In figure (A), I captured a photo of the rare teddy bear species while I was out walking through the Prairie Creek State Park. There are not many sightings of this vicious creature, so I was very lucky to have caught the wild beast on camera. However, the more common species one would normally find in the Redwood State Parks is Ursus americanus, generally known as the black bear (B).
The banana slug is also a very common organism found among coast redwoods. Banana slugs chew leaves, waste from other animals, and dead plant material, which it later recycles into soil. In addition to working well as decomposers, they also benefit the forest by spreading seeds and spores of different plants through their waste. These slugs eat everything but redwood seedlings and seeds.
forestsalso contain various organisms in the forest soil where fungi, microscopic invertebrates, and bacteria play critical roles in nutrient cycling and overall forest health. One common species of fungi often found growing beneath coast redwoods is Caulorhizae umbonata, also known as the rooting redwood mushroom.

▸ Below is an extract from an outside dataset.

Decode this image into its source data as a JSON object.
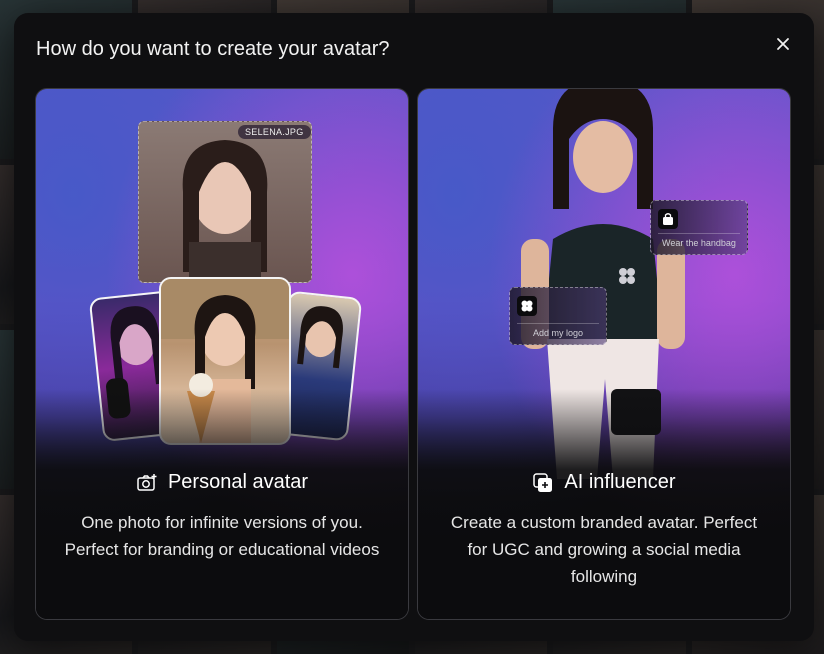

Luckily, this fungus does not harm the coast redwoods in any way. More fungi associated with the coast redwood are members of the phylum Glomeromycota. Species of this phylum form mutualistic relationships between the roots of plants and fungi called mycorrhizae. The fungus benefits from this relationship by obtaining sugars from the plant, while the plant benefits by acquiring an increase in surface area to allow for greater absorption of water and nutrients.
If you would like to know more about any of the following organisms that are connected to the coast redwood, just click on the website!
Peregrine falcon: http://bioweb.uwlax.edu/bio203/s2008/lauterba_jona/
Sweet violet: http://bioweb.uwlax.edu/bio203/s2008/tacke_kati/
Lyme Disease bacteria: http://bioweb.uwlax.edu/bio203/s2007/joyce_kait/
Even more organisms can be found by going to:
Click on Human Impacts to learn how humans have affected coast redwoods throughout history.
Go back to Reproduction.